This relocation resume sample shows someone from New York City who is open to relocating to a variety of locations:
Many recruiters/hiring managers prefer to look locally before expanding their search to other cities/states/countries.
If you are happy with your current location, oftentimes it is easiest to focus your job search in that current location.
Searching locally is typically more cost-effective for the hiring manager as well as the individual job searching. Especially for non-executive positions.
Are You Entirely Unwilling to Relocate?
If you are entirely unwilling to relocate, why are you reading an article on the proper way to update your resume for a relocation?
Maybe you just enjoy reading? Maybe you are researching for a friend?
Rather than speculating on your questionable life choices, we just want to say hello, and wish you a very good day.
In all seriousness, if you are simply unwilling to relocate, don’t apply to jobs outside of your desired location.

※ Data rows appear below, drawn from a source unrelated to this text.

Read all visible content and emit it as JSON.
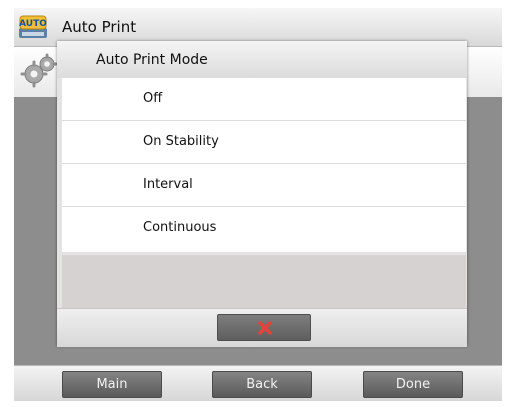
{
  "header": {
    "title": "Auto Print",
    "app_icon": "auto-print-icon",
    "app_icon_text": "AUTO"
  },
  "settings_row": {
    "icon": "gear-icon"
  },
  "dialog": {
    "title": "Auto Print Mode",
    "options": [
      {
        "label": "Off"
      },
      {
        "label": "On Stability"
      },
      {
        "label": "Interval"
      },
      {
        "label": "Continuous"
      }
    ],
    "cancel_icon": "close-icon",
    "cancel_icon_color": "#e0453a"
  },
  "footer": {
    "main_label": "Main",
    "back_label": "Back",
    "done_label": "Done"
  }
}
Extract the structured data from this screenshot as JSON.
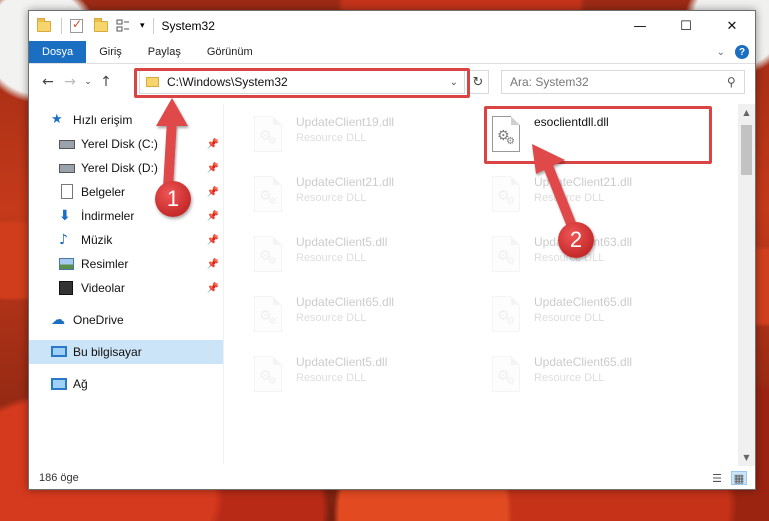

If a recruiter calls trying to pitch a job outside of your current location, simply tell them you are unwilling to relocate at this time, but you’d love to stay in touch in case any opportunities come up in your local area.
While not relocating definitely makes interviewing easier, your career opportunities may be limited by the number of open jobs in your local market (depends entirely on where you live).
What to Put on a Job Application When Asked for Your Location?
Another concern that we’d like to alleviate is whether you should put your current location, or the location you’d like to relocate to when asked for your “location” on the job application.
The answer is… it depends.
A general rule of thumb is that whatever location you are putting on your resume, should also be used on the application (see above to know what you should be putting on your resume).
- If you are 100% relocating to a specific destination with or without a job, put your upcoming location on the application.
- If you are open to relocating, but it’s not a priority, put your current location on the application.
- If you are unwilling to relocate entirely, seriously, why are you still reading this article?
Sometimes job applications will go so far as to ask for your street address.
If this happens, and you are someone who is absolutely relocating no matter what, use the address of the home/apt you are purchasing/renting or use the address of a friend or family member in that city.
If you have no friends, family, or residence in the desired city, and you still need to enter an address, we recommend getting a P.O. Box in that city.
It will only cost you a few dollars a month and can make all the difference when applying to jobs while relocating.
Some Applicant Tracking Systems (ATS) will actually disqualify applicants for not being in their target location. If you are applying for a job in California when the job application or resume shows you are in New York, you may be immediately pushed to the bottom of the pile.
Resume Services for Relocating Professionals
If you are looking for a professional resume writing service to help with your relocation resume, we have just what you need.
Option 1: Find My Profession (hey, that’s us!) provides an excellent resume writing service geared towards high-income producers and executives. While definitely not the least expensive service available, we believe that our quality and customer care is unmatched.
Price: $395 – $1295
Option 2: ResumeZest is a resume writing company that we are proud to recommend. ResumeZest offers high-quality resume writing services at an affordable price for any industry or profession.
Price: $279 – $479
Being willing to relocate can be a great career decision.
Whether you are relocating by choice or not, it’s important that your resume is helping with your job search, not stunting it.
For anyone considering a relocation, we hope that this article on relocation resumes was helpful.
If you’d like professional assistance with crafting your relocation resume, our team at Find My Profession would be happy to serve you.
Contact us today and see how we can help with your next big (career) move.